By Michael Lashley

Questions: What do you live for? Who do you live for? Why do you talk so much about how you “tief de people and dem mangoes”? Why do you spend so much time on public policy issues? Do you realize how much time you spend talking and writing about politics? Do you realize that your writing is so intellectual that few people will read it?

Comments: I like to hear you talk about music. Your piece on Caribbean food was great. Your tribute to (calypsonian) Black Stalin was well written. I love to hear you talk. Your speech was inspiring. Your presentation on art was an eye-opener. You should concentrate on writing; that’s what you are really good at; forget the other aspects of journalism.

Those are the sets of questions and comments most frequently sent my way. All are well intentioned and important because they raise the age-old philosophical question about the meaning and purpose of life.

The ideal would be to deal with public policy and politics in a simple and entertaining way. And to present cultural, social and entertainment issues in an uplifting way that illustrates their critical role in giving meaning and joy to life, in building social cohesion and community, and in supporting and providing solutions to the challenges we face in public policy and politics.

After election day has come and gone, we will do well to remember the colourful and insightful definition of calypso music (which corresponds with my approach to life) put forward by my all-time favourite singer David Michael Rudder: “It is a living vibration / Rooted deep within my Caribbean belly”.

In that same vein, his distinguished colleague Christopher Tambu Herbert also alerts us to the fact that “The journey now start”: our substantive hard work remains and continues to demand our attention, once the election is over.

The fact is that activist journalism is something I enjoy doing. It is one of the ways in which I fight for what I believe in.

It fits in neatly with another of my main activities: public speaking and motivational speaking. My three most recent speaking engagements have brought me the enormous satisfaction of seeing people doing constructive things, enjoying themselves and sharing with others in the process of giving to community.

I applaud the Mississauga 55 Cari-Can Group (Winston Cross and Jean Turner Williams got me involved); Imagemakers 4 Art Gallery and Community Space in Port Credit, Mississauga (Beverly Tang-Kong and Lloyd Pierre roped me in); and the Pickering Reading Program (Mala and Vinod Mahabir run an award-winning project for children).

As for my business activities, they are equally fulfilling and are mainly centered in the Mississauga Board of Trade where Sheldon Leiba and Rosa Lokaisingh keep me on my intellectual toes in our widely supported efforts to find structured solutions to challenges in business, international trade and education.

We are living the strategic approach used by Mayor Hazel McCallion to bring immense success to Mississauga: You have to involve many aspects of the community and you have to get people to develop their vision of what they want their community to be.

Public policy issues may require some “heavy” reading and writing, so one tries to keep to a maximum of 500-750 words. The work has to be done, especially through public education, which is one of the cardinal objectives of responsible journalism. The alternative “solutions” run counter to our shared commitment to participatory democracy.
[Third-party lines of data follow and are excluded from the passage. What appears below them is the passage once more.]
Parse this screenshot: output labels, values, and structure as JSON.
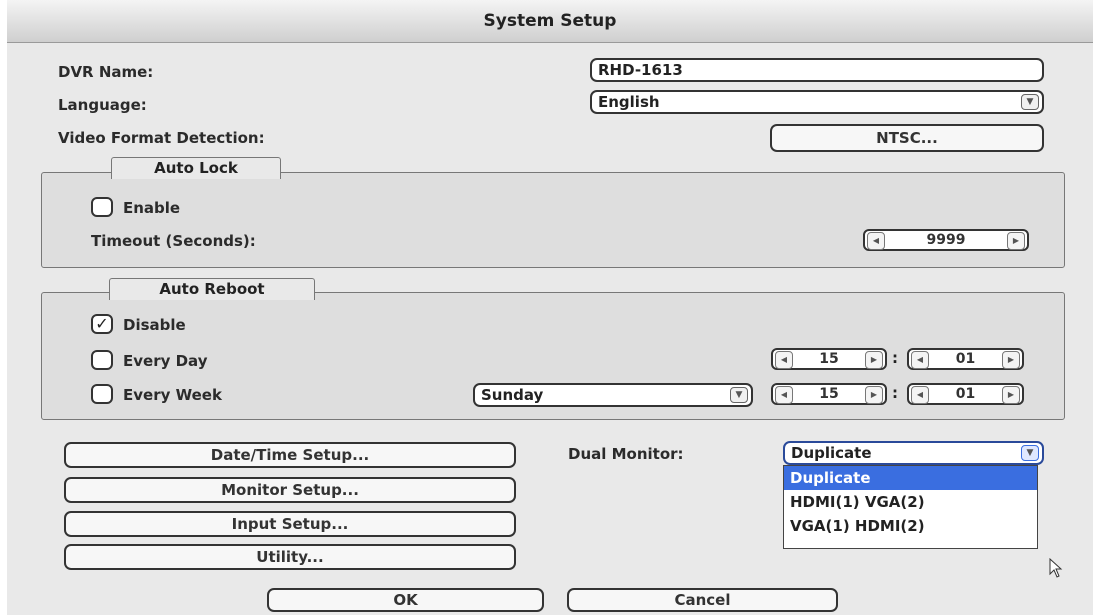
{
  "window": {
    "title": "System Setup"
  },
  "fields": {
    "dvr_name_label": "DVR Name:",
    "dvr_name_value": "RHD-1613",
    "language_label": "Language:",
    "language_value": "English",
    "video_format_label": "Video Format Detection:",
    "video_format_button": "NTSC..."
  },
  "auto_lock": {
    "legend": "Auto Lock",
    "enable_label": "Enable",
    "enable_checked": false,
    "timeout_label": "Timeout (Seconds):",
    "timeout_value": "9999"
  },
  "auto_reboot": {
    "legend": "Auto Reboot",
    "disable_label": "Disable",
    "disable_checked": true,
    "every_day_label": "Every Day",
    "every_day_checked": false,
    "every_day_hour": "15",
    "every_day_minute": "01",
    "every_week_label": "Every Week",
    "every_week_checked": false,
    "every_week_day": "Sunday",
    "every_week_hour": "15",
    "every_week_minute": "01",
    "colon": ":"
  },
  "buttons": {
    "date_time": "Date/Time Setup...",
    "monitor": "Monitor Setup...",
    "input": "Input Setup...",
    "utility": "Utility...",
    "ok": "OK",
    "cancel": "Cancel"
  },
  "dual_monitor": {
    "label": "Dual Monitor:",
    "value": "Duplicate",
    "options": [
      "Duplicate",
      "HDMI(1)  VGA(2)",
      "VGA(1)  HDMI(2)"
    ],
    "selected_index": 0
  },
  "icons": {
    "dropdown_arrow": "chevron-down-icon",
    "spin_left": "triangle-left-icon",
    "spin_right": "triangle-right-icon",
    "checkmark": "checkmark-icon",
    "cursor": "mouse-pointer-icon"
  },
  "colors": {
    "highlight": "#3a6ee0",
    "panel": "#e9e9e9"
  }
}
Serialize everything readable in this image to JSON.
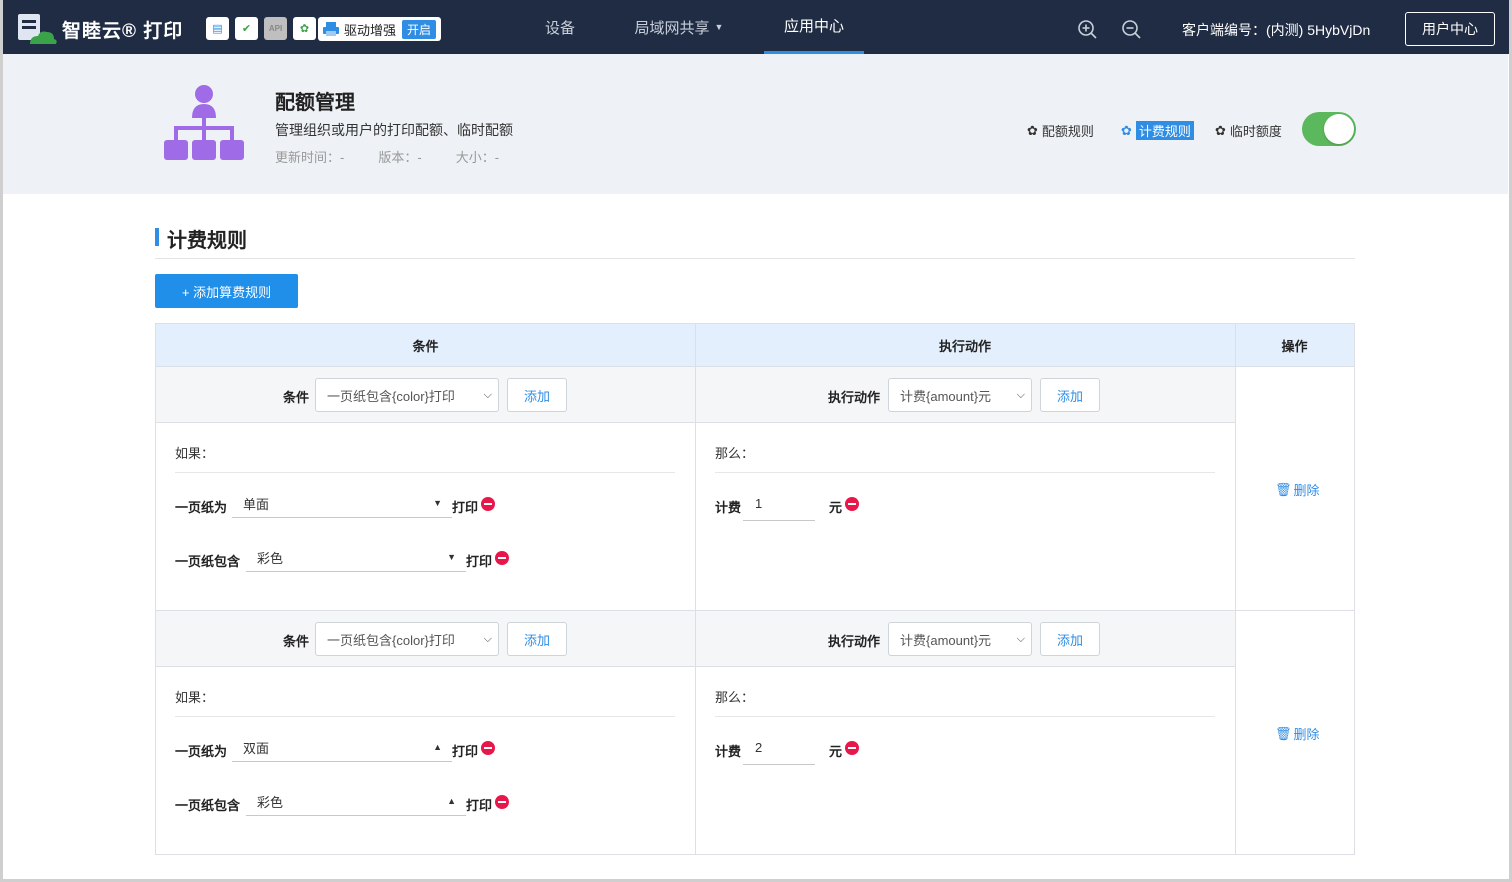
{
  "topbar": {
    "brand": "智睦云® 打印",
    "tool_icons": [
      {
        "name": "server-icon",
        "glyph": "▤",
        "color": "#2f8de4"
      },
      {
        "name": "monitor-check-icon",
        "glyph": "✔",
        "color": "#3aa34a"
      },
      {
        "name": "api-icon",
        "glyph": "API",
        "color": "#888888"
      },
      {
        "name": "gear-green-icon",
        "glyph": "✿",
        "color": "#3aa34a"
      }
    ],
    "driver_label": "驱动增强",
    "driver_state": "开启",
    "nav": [
      "设备",
      "局域网共享",
      "应用中心"
    ],
    "nav_active": "应用中心",
    "client_id": "客户端编号：(内测) 5HybVjDn",
    "user_center": "用户中心"
  },
  "app": {
    "title": "配额管理",
    "description": "管理组织或用户的打印配额、临时配额",
    "updated": "更新时间：-",
    "version": "版本：-",
    "size": "大小：-",
    "links": [
      "配额规则",
      "计费规则",
      "临时额度"
    ],
    "selected_link": "计费规则",
    "toggle_on": true,
    "icon_color": "#a06be6"
  },
  "section": {
    "title": "计费规则",
    "add_button": "+ 添加算费规则"
  },
  "table": {
    "headers": [
      "条件",
      "执行动作",
      "操作"
    ],
    "condition_label": "条件",
    "action_label": "执行动作",
    "add": "添加",
    "if_label": "如果：",
    "then_label": "那么：",
    "print_label": "打印",
    "charge_label": "计费",
    "yuan_label": "元",
    "delete": "删除",
    "rows": [
      {
        "condition_select": "一页纸包含{color}打印",
        "action_select": "计费{amount}元",
        "paper_label": "一页纸为",
        "paper_value": "单面",
        "color_label": "一页纸包含",
        "color_value": "彩色",
        "amount": "1"
      },
      {
        "condition_select": "一页纸包含{color}打印",
        "action_select": "计费{amount}元",
        "paper_label": "一页纸为",
        "paper_value": "双面",
        "color_label": "一页纸包含",
        "color_value": "彩色",
        "amount": "2"
      }
    ]
  }
}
I remain convinced that the trends in Canada’s labour market indicate more disaster to come, especially for our young people and new immigrants. But I continue my campaign for a change in policy direction in these two areas related to community development.

My solution revolves around redefining and re-engineering education. My thanks to all those who endorsed my commentary on this subject: “Education also belongs outside the box.”

Mahatma Gandhi advises us to “be the change that you wish to see in the world.”

Michael Lashley
Michael Lashley